→ Work request
Here are some records; return them all exactly.

→ Data provided
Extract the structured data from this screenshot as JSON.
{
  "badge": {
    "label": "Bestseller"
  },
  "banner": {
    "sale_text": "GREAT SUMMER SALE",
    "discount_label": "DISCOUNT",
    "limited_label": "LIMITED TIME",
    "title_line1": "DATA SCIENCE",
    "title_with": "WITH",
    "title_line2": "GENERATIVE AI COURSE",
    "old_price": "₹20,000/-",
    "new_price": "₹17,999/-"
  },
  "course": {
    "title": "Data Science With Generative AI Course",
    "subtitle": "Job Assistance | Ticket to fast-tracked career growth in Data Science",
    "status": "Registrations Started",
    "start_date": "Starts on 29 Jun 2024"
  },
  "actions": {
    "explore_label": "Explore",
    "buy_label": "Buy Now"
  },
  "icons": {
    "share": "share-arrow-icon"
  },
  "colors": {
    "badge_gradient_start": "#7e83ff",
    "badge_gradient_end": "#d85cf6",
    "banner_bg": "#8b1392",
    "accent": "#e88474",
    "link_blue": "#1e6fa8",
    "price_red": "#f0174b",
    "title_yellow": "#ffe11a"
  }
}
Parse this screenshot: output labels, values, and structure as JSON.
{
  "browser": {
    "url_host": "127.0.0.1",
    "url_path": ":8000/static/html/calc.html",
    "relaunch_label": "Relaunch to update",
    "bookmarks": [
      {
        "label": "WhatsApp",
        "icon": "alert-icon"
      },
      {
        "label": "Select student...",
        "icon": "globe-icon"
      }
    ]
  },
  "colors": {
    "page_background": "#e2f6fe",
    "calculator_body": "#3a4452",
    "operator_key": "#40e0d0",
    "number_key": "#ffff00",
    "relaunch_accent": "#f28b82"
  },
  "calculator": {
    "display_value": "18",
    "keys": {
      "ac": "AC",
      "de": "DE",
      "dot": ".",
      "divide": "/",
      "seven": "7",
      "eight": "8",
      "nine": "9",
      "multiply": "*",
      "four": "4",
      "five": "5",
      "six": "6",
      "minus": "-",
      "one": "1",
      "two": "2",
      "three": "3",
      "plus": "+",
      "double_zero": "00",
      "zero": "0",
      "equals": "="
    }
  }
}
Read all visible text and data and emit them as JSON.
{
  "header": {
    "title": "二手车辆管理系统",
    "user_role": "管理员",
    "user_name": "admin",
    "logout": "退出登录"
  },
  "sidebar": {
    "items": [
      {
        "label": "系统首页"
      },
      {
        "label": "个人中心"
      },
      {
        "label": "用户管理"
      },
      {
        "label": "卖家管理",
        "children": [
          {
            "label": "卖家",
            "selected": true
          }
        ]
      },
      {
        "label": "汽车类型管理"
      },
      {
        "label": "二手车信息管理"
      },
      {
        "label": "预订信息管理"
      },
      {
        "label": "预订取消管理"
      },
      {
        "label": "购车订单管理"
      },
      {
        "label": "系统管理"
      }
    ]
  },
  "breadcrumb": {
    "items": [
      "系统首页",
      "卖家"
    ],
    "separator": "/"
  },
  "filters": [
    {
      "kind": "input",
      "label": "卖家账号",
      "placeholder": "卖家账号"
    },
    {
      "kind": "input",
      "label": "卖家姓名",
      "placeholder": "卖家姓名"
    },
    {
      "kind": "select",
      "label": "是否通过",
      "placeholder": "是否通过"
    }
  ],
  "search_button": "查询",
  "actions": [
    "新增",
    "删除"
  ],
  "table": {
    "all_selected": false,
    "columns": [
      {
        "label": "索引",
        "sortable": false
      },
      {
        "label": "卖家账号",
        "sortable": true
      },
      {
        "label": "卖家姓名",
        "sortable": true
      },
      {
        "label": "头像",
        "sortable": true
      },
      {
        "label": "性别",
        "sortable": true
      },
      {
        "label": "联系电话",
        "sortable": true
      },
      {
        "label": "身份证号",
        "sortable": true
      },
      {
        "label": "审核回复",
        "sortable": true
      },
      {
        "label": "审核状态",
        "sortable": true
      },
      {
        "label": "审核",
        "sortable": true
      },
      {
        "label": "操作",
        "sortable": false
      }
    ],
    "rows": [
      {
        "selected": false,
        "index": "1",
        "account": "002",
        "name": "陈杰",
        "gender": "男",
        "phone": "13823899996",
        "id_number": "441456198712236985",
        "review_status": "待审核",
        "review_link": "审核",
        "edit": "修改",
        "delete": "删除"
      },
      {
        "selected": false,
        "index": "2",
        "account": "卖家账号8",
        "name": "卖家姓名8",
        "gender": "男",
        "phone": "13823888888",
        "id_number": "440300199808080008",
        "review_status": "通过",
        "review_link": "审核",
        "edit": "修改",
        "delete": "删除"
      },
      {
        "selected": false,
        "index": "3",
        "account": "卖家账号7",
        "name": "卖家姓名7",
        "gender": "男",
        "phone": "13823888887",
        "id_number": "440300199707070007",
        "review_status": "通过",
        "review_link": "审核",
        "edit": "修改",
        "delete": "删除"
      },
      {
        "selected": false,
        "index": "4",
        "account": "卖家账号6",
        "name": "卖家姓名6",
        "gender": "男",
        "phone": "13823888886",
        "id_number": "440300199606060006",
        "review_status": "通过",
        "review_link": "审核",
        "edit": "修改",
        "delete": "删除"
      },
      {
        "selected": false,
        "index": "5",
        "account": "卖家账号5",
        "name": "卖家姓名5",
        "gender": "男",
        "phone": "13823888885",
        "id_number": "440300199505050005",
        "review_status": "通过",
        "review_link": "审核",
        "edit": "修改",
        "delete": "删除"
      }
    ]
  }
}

→ Task result
Extract the structured data from this screenshot as JSON.
{
  "badge": {
    "label": "Bestseller"
  },
  "banner": {
    "sale_text": "GREAT SUMMER SALE",
    "discount_label": "DISCOUNT",
    "limited_label": "LIMITED TIME",
    "title_line1": "DATA SCIENCE",
    "title_with": "WITH",
    "title_line2": "GENERATIVE AI COURSE",
    "old_price": "₹20,000/-",
    "new_price": "₹17,999/-"
  },
  "course": {
    "title": "Data Science With Generative AI Course",
    "subtitle": "Job Assistance | Ticket to fast-tracked career growth in Data Science",
    "status": "Registrations Started",
    "start_date": "Starts on 29 Jun 2024"
  },
  "actions": {
    "explore_label": "Explore",
    "buy_label": "Buy Now"
  },
  "icons": {
    "share": "share-arrow-icon"
  },
  "colors": {
    "badge_gradient_start": "#7e83ff",
    "badge_gradient_end": "#d85cf6",
    "banner_bg": "#8b1392",
    "accent": "#e88474",
    "link_blue": "#1e6fa8",
    "price_red": "#f0174b",
    "title_yellow": "#ffe11a"
  }
}
Parse this screenshot: output labels, values, and structure as JSON.
{
  "browser": {
    "url_host": "127.0.0.1",
    "url_path": ":8000/static/html/calc.html",
    "relaunch_label": "Relaunch to update",
    "bookmarks": [
      {
        "label": "WhatsApp",
        "icon": "alert-icon"
      },
      {
        "label": "Select student...",
        "icon": "globe-icon"
      }
    ]
  },
  "colors": {
    "page_background": "#e2f6fe",
    "calculator_body": "#3a4452",
    "operator_key": "#40e0d0",
    "number_key": "#ffff00",
    "relaunch_accent": "#f28b82"
  },
  "calculator": {
    "display_value": "18",
    "keys": {
      "ac": "AC",
      "de": "DE",
      "dot": ".",
      "divide": "/",
      "seven": "7",
      "eight": "8",
      "nine": "9",
      "multiply": "*",
      "four": "4",
      "five": "5",
      "six": "6",
      "minus": "-",
      "one": "1",
      "two": "2",
      "three": "3",
      "plus": "+",
      "double_zero": "00",
      "zero": "0",
      "equals": "="
    }
  }
}
Read all visible text and data and emit them as JSON.
{
  "header": {
    "title": "二手车辆管理系统",
    "user_role": "管理员",
    "user_name": "admin",
    "logout": "退出登录"
  },
  "sidebar": {
    "items": [
      {
        "label": "系统首页"
      },
      {
        "label": "个人中心"
      },
      {
        "label": "用户管理"
      },
      {
        "label": "卖家管理",
        "children": [
          {
            "label": "卖家",
            "selected": true
          }
        ]
      },
      {
        "label": "汽车类型管理"
      },
      {
        "label": "二手车信息管理"
      },
      {
        "label": "预订信息管理"
      },
      {
        "label": "预订取消管理"
      },
      {
        "label": "购车订单管理"
      },
      {
        "label": "系统管理"
      }
    ]
  },
  "breadcrumb": {
    "items": [
      "系统首页",
      "卖家"
    ],
    "separator": "/"
  },
  "filters": [
    {
      "kind": "input",
      "label": "卖家账号",
      "placeholder": "卖家账号"
    },
    {
      "kind": "input",
      "label": "卖家姓名",
      "placeholder": "卖家姓名"
    },
    {
      "kind": "select",
      "label": "是否通过",
      "placeholder": "是否通过"
    }
  ],
  "search_button": "查询",
  "actions": [
    "新增",
    "删除"
  ],
  "table": {
    "all_selected": false,
    "columns": [
      {
        "label": "索引",
        "sortable": false
      },
      {
        "label": "卖家账号",
        "sortable": true
      },
      {
        "label": "卖家姓名",
        "sortable": true
      },
      {
        "label": "头像",
        "sortable": true
      },
      {
        "label": "性别",
        "sortable": true
      },
      {
        "label": "联系电话",
        "sortable": true
      },
      {
        "label": "身份证号",
        "sortable": true
      },
      {
        "label": "审核回复",
        "sortable": true
      },
      {
        "label": "审核状态",
        "sortable": true
      },
      {
        "label": "审核",
        "sortable": true
      },
      {
        "label": "操作",
        "sortable": false
      }
    ],
    "rows": [
      {
        "selected": false,
        "index": "1",
        "account": "002",
        "name": "陈杰",
        "gender": "男",
        "phone": "13823899996",
        "id_number": "441456198712236985",
        "review_status": "待审核",
        "review_link": "审核",
        "edit": "修改",
        "delete": "删除"
      },
      {
        "selected": false,
        "index": "2",
        "account": "卖家账号8",
        "name": "卖家姓名8",
        "gender": "男",
        "phone": "13823888888",
        "id_number": "440300199808080008",
        "review_status": "通过",
        "review_link": "审核",
        "edit": "修改",
        "delete": "删除"
      },
      {
        "selected": false,
        "index": "3",
        "account": "卖家账号7",
        "name": "卖家姓名7",
        "gender": "男",
        "phone": "13823888887",
        "id_number": "440300199707070007",
        "review_status": "通过",
        "review_link": "审核",
        "edit": "修改",
        "delete": "删除"
      },
      {
        "selected": false,
        "index": "4",
        "account": "卖家账号6",
        "name": "卖家姓名6",
        "gender": "男",
        "phone": "13823888886",
        "id_number": "440300199606060006",
        "review_status": "通过",
        "review_link": "审核",
        "edit": "修改",
        "delete": "删除"
      },
      {
        "selected": false,
        "index": "5",
        "account": "卖家账号5",
        "name": "卖家姓名5",
        "gender": "男",
        "phone": "13823888885",
        "id_number": "440300199505050005",
        "review_status": "通过",
        "review_link": "审核",
        "edit": "修改",
        "delete": "删除"
      }
    ]
  }
}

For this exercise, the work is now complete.